Big fan of the show. Great to hear such enthusiasm from such experts.
Here in Melbourne (Victoria, Australia; rather than Arkansas, California, Florida, Iowa or Kentucky, where there are also Melbournes), it is 13degC and drizzly.
I’m currently working in clinical microbiology, so wanted to write in about PCR and serology testing for COVID-19.
Firstly, about PCR:
This undoubtedly the most valuable test modality. Whilst a RT-PCR is a remarkable technique, capable of detecting tiny amounts of RNA, this does not mean that the commonly-used test for COVID-19 is highly sensitive. It seems that the sensitivity of a SARS-CoV-2 Real Time PCR on a single nasopharyngeal swab is about 70%. I.e. a false-negative rate of 30%.
One explanation seems to be that COVID-19 patients only intermittently shed in their nasopharynx. PCR performed on sputum (when patients are producing sputum) seems more sensitive.
An overriding difficulty with examining these new tests is the difficulty of defining a diagnostic gold standard, given this is an entirely novel disease. I’ve heard from Chinese Infectious Diseases doctors that initially, in Wuhan and Shanghai, the gold standard rule-out of COVID-19 was 3 negative PCRs over 3 days, with one performed at a reference lab, then no SARS-CoV-2 genetic material detected by metagenomic sequencing on nasopharyngeal swabs and/or pulmonary aspirates.
After all, the only initial diagnostic tool was metagenomic sequencing, because no PCR had been developed.
I’ve heard that many patients were found who had a typical illness pattern but repeatedly negative PCRs, before SARS-CoV-2 nucleic acid was discovered through metagenomics. Clearly not affordable in most health systems.

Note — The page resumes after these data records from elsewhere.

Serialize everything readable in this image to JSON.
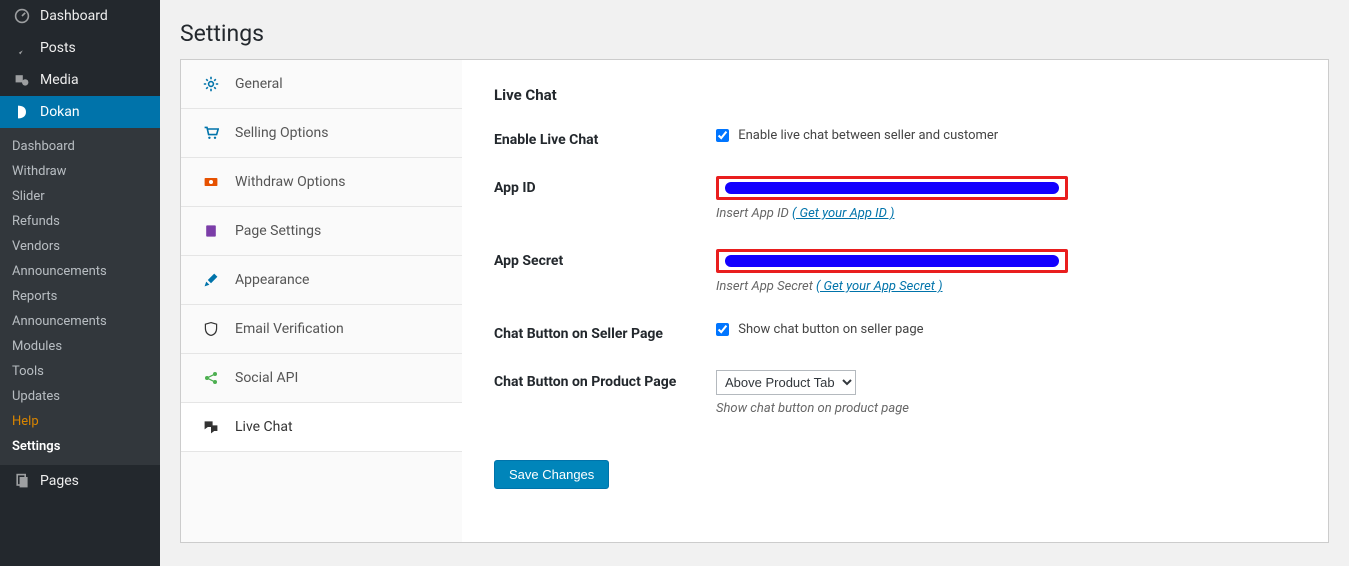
{
  "adminSidebar": {
    "menu": [
      {
        "label": "Dashboard",
        "name": "dashboard"
      },
      {
        "label": "Posts",
        "name": "posts"
      },
      {
        "label": "Media",
        "name": "media"
      },
      {
        "label": "Dokan",
        "name": "dokan",
        "current": true
      },
      {
        "label": "Pages",
        "name": "pages"
      }
    ],
    "submenu": [
      {
        "label": "Dashboard",
        "name": "sub-dashboard"
      },
      {
        "label": "Withdraw",
        "name": "sub-withdraw"
      },
      {
        "label": "Slider",
        "name": "sub-slider"
      },
      {
        "label": "Refunds",
        "name": "sub-refunds"
      },
      {
        "label": "Vendors",
        "name": "sub-vendors"
      },
      {
        "label": "Announcements",
        "name": "sub-announcements"
      },
      {
        "label": "Reports",
        "name": "sub-reports"
      },
      {
        "label": "Announcements",
        "name": "sub-announcements2"
      },
      {
        "label": "Modules",
        "name": "sub-modules"
      },
      {
        "label": "Tools",
        "name": "sub-tools"
      },
      {
        "label": "Updates",
        "name": "sub-updates"
      },
      {
        "label": "Help",
        "name": "sub-help",
        "hl": true
      },
      {
        "label": "Settings",
        "name": "sub-settings",
        "current": true
      }
    ]
  },
  "page": {
    "title": "Settings"
  },
  "tabs": [
    {
      "label": "General",
      "name": "tab-general"
    },
    {
      "label": "Selling Options",
      "name": "tab-selling-options"
    },
    {
      "label": "Withdraw Options",
      "name": "tab-withdraw-options"
    },
    {
      "label": "Page Settings",
      "name": "tab-page-settings"
    },
    {
      "label": "Appearance",
      "name": "tab-appearance"
    },
    {
      "label": "Email Verification",
      "name": "tab-email-verification"
    },
    {
      "label": "Social API",
      "name": "tab-social-api"
    },
    {
      "label": "Live Chat",
      "name": "tab-live-chat",
      "active": true
    }
  ],
  "content": {
    "heading": "Live Chat",
    "rows": {
      "enable": {
        "label": "Enable Live Chat",
        "checkbox": "Enable live chat between seller and customer",
        "checked": true
      },
      "appid": {
        "label": "App ID",
        "hint": "Insert App ID ",
        "link": "( Get your App ID )"
      },
      "appsecret": {
        "label": "App Secret",
        "hint": "Insert App Secret ",
        "link": "( Get your App Secret )"
      },
      "sellerpage": {
        "label": "Chat Button on Seller Page",
        "checkbox": "Show chat button on seller page",
        "checked": true
      },
      "productpage": {
        "label": "Chat Button on Product Page",
        "select": "Above Product Tab",
        "hint": "Show chat button on product page"
      }
    },
    "save": "Save Changes"
  }
}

The language used in the media is confusing regarding testing, and seems to assume that the PCR is perfect, no matter what circumstance it’s being used in. When multiple of Donald Trump’s contacts developed COVID-19, he released a statement saying he tested negative, and had no symptoms. This shows a fundamental misunderstanding. A negative nasopharyngeal swab PCR means precisely nothing in an asymptomatic person. It neither rules in or out current infection, and it certainly gives no predictive value about the probability of developing illness. If Donald Trump developed symptoms the day after being tested negative, he should have been isolated and undergone another test, because he’d presumably have developed COVID-19. Good luck to anyone who had to explain that to him.

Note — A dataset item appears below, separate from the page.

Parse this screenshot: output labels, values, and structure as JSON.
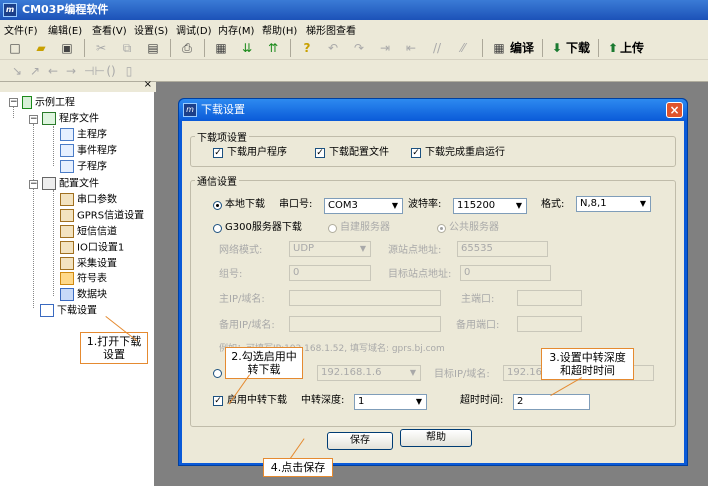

If a patient in New York or New Orleans now has fever, cough, loss of smell and taste with a bilateral pneumonia, then they should absolutely be diagnosed with COVID-19 regardless of any test. The pre-test probability would be so high that, even with a negative test result, COVID-19 is the most likely diagnosis.

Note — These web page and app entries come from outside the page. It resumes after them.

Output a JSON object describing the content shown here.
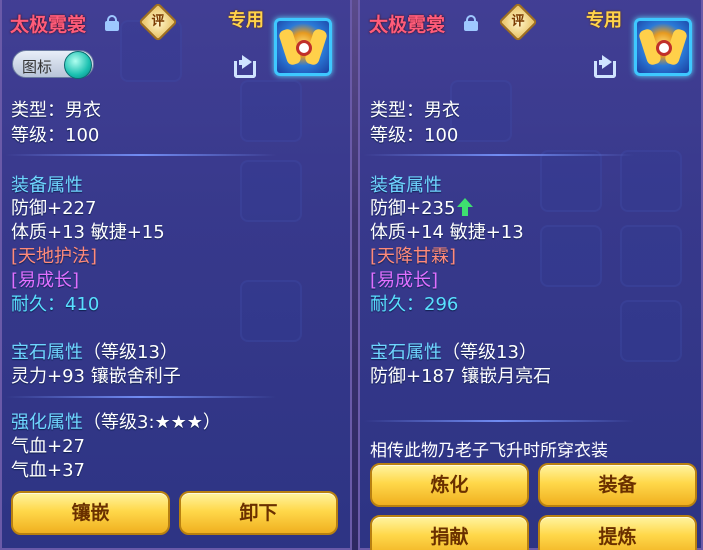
{
  "left": {
    "title": "太极霓裳",
    "rate_label": "评",
    "exclusive_label": "专用",
    "toggle_label": "图标",
    "type": "类型：男衣",
    "level": "等级：100",
    "equip_header": "装备属性",
    "defense": "防御+227",
    "stats": "体质+13 敏捷+15",
    "special1": "[天地护法]",
    "special2": "[易成长]",
    "durability_label": "耐久：",
    "durability_value": "410",
    "gem_header": "宝石属性",
    "gem_level": "（等级13）",
    "gem_line": "灵力+93 镶嵌舍利子",
    "enhance_header": "强化属性",
    "enhance_level": "（等级3:★★★）",
    "enhance_line1": "气血+27",
    "enhance_line2": "气血+37",
    "btn_inlay": "镶嵌",
    "btn_unequip": "卸下"
  },
  "right": {
    "title": "太极霓裳",
    "rate_label": "评",
    "exclusive_label": "专用",
    "type": "类型：男衣",
    "level": "等级：100",
    "equip_header": "装备属性",
    "defense": "防御+235",
    "stats": "体质+14 敏捷+13",
    "special1": "[天降甘霖]",
    "special2": "[易成长]",
    "durability_label": "耐久：",
    "durability_value": "296",
    "gem_header": "宝石属性",
    "gem_level": "（等级13）",
    "gem_line": "防御+187 镶嵌月亮石",
    "legend": "相传此物乃老子飞升时所穿衣装",
    "btn_refine": "炼化",
    "btn_equip": "装备",
    "btn_donate": "捐献",
    "btn_extract": "提炼"
  },
  "colors": {
    "title": "#ff5c7a",
    "section": "#6fd6ff",
    "special_red": "#ff8a7a",
    "special_purple": "#e070ff",
    "durability": "#5ae0ff",
    "button": "#ffd84a"
  },
  "icons": [
    "lock-icon",
    "rate-icon",
    "emblem-icon",
    "share-icon",
    "up-arrow-icon"
  ]
}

If testing capacity is limited, It’s therefore entirely reasonable to not test people with a typical cluster of symptoms and signs. They should just be diagnosed and managed as COVID-19 patients, and testing resources used to discriminate other cases where the diagnosis is less clear.
On serology: It has no role in testing for COVID-19 currently.
It’s tempting to consider the presence of SARS-CoV-2 antibodies to be definitive evidence of past or present SARS-CoV-2 infection. But this assumption has many holes.
Firstly, IgM assays are notoriously non-specific. Mostly for this reason, there’s almost no disease that can be definitively diagnosed by the presence of IgM alone.
IgG assays are typically more specific for the antigen being detected, however they can take weeks to develop. In any one assay, there will always be a false-negative rate on an IgG test. For whatever reason, a previously-infected person may not have antibodies against the particular antigen being measured by the assay.
Unfortunately, currently the presence of an IgG against SARS-CoV-2 is not evidence of immunity from re-infection. It’s not even evidence that viral shedding has resolved. We just don’t know either of those things with enough confidence for COVID-19.
Whilst I think it’s a solid guess that past infection will give some degree of protection from future disease, we certainly cannot assume this will be complete immunity. We therefore can’t offer any different guidance regarding PPE, removal from isolation, or return to work for anyone on the basis of a serology result.
The public health laboratory network of Australia has released a statement on point-of-care serology tests, which is freely available. It’s pretty unambiguous.
My question relates to antiviral therapies:
Which mechanism in the SARS-CoV-2 lifecycle do you think is most likely to yield a useful antiviral drug?
All the best in hand washing and distancing,
Dr Harry Walker BSc(Psych) MIPH MBBS
Microbiology and Infectious Diseases Advanced Trainee